SOURCE MATERIAL:
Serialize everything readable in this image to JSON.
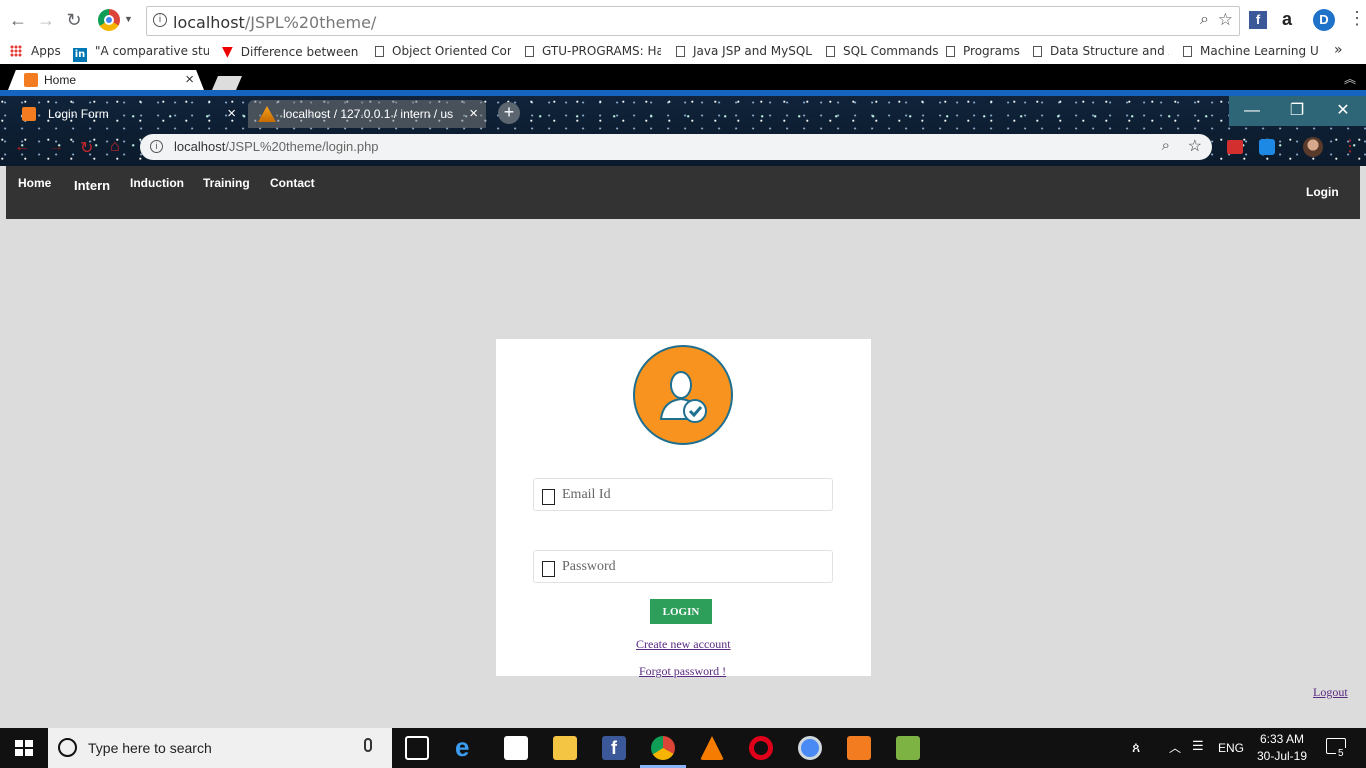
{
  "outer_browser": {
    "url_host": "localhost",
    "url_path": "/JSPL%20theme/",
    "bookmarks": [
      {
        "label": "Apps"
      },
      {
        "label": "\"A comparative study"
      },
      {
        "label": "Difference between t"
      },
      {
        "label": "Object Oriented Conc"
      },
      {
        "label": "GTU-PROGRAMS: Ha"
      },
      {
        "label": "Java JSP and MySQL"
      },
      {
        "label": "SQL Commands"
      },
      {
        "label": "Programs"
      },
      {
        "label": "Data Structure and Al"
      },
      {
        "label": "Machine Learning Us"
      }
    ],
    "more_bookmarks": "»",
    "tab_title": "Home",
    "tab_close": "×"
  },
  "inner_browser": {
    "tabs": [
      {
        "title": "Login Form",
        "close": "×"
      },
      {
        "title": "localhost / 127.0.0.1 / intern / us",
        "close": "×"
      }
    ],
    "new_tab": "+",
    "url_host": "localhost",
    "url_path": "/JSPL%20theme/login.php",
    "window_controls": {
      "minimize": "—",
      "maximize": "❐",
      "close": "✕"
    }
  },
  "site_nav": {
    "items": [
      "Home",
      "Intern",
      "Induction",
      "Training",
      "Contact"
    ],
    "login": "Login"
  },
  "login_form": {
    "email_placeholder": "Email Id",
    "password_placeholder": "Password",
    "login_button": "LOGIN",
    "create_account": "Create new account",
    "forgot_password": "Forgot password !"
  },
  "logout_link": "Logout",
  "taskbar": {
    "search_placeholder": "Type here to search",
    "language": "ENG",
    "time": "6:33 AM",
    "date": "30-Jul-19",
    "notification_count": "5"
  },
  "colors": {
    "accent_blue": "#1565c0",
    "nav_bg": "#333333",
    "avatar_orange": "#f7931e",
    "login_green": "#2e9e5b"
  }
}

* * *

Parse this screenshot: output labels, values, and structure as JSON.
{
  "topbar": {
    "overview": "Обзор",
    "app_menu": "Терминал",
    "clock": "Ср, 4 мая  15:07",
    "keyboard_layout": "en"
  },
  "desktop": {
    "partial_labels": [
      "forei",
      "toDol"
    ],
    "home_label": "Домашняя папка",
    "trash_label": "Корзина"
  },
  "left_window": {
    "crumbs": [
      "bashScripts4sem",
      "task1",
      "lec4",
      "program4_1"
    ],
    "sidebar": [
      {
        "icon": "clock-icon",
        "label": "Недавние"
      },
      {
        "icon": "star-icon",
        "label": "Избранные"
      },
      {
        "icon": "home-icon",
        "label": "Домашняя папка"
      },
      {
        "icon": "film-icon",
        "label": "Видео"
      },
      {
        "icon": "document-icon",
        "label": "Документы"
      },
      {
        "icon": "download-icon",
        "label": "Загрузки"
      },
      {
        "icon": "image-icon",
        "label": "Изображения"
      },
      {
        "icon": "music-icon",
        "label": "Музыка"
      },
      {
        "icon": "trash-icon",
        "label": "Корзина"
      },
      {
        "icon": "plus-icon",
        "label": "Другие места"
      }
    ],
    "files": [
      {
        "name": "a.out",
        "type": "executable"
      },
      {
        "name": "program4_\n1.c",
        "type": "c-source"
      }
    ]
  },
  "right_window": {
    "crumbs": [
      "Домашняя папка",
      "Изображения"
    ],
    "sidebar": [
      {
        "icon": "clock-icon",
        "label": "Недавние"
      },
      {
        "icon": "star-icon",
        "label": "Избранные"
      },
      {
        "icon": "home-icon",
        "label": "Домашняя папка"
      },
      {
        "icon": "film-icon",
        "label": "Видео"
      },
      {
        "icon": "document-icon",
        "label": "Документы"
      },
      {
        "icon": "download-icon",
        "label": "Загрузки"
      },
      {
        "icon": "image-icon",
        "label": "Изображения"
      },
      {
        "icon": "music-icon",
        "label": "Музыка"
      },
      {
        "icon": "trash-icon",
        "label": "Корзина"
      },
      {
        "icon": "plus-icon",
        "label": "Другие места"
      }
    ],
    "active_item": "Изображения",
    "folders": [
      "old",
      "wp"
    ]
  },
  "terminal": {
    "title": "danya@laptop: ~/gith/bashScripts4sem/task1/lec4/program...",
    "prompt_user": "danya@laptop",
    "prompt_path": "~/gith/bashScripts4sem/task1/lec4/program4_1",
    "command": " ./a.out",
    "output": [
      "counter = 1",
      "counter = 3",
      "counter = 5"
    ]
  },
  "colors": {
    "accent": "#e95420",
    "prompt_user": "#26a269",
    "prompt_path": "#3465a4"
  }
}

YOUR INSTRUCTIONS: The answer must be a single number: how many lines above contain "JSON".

SOLUTION BELOW: 2